City Manager Jon Rorie during a discussion on the broadband issue recommended that the council approve the NuLink proposal for 1.5 gigabit per second (gps) totaling $92,500 per year for five years. The cost for the city to establish its own broadband network would have been $437,000 per year.
Meetings with AT&T revealed that 1 gps or more of broadband would cost the city $1.7 million per year while that service with Comcast would cost $458,844 per year.
A legally-binding agreement with NuLink is expected in the coming week.
The NuLink contract will have options to renew after the initial 5-year term, with pricing to be determined based on future city capacity needs and wholesale costs of Internet service.

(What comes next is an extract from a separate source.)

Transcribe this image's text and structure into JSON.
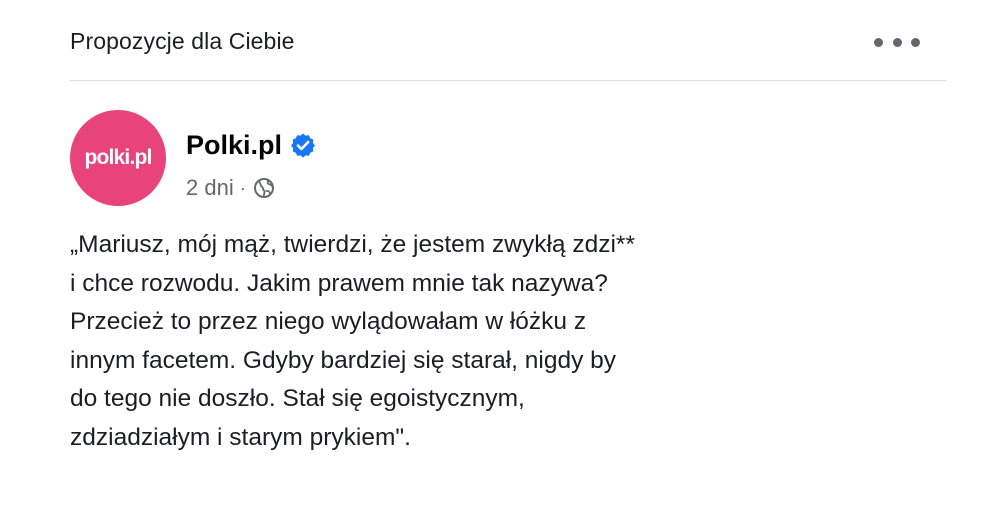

Council members prior to the regular meeting met as the city’s Public Facilities Authority, approving an authorizing resolution to move ahead with the city-owned project if the agreement with NuLink, prior to the signing of the legally-binding document, were to reach an impasse.
The authorizing resolution was continued by a council vote at the regular meeting as a result of the decision to go with NuLink.
The city currently pays NuLink $44,000 per year for 100 mps (megabit per second) service and, under a previous pricing structure, would have paid $87,000 per year to go to 250 mps service if maintaining service with NuLink.
There is another expense totaling $73,000 per year for five years for switching and other needed equipment to establish broadband service. That expense would have been required for the city to operate its own network. That expense will be funded through the city’s PIP (Public Improvement Program) budget.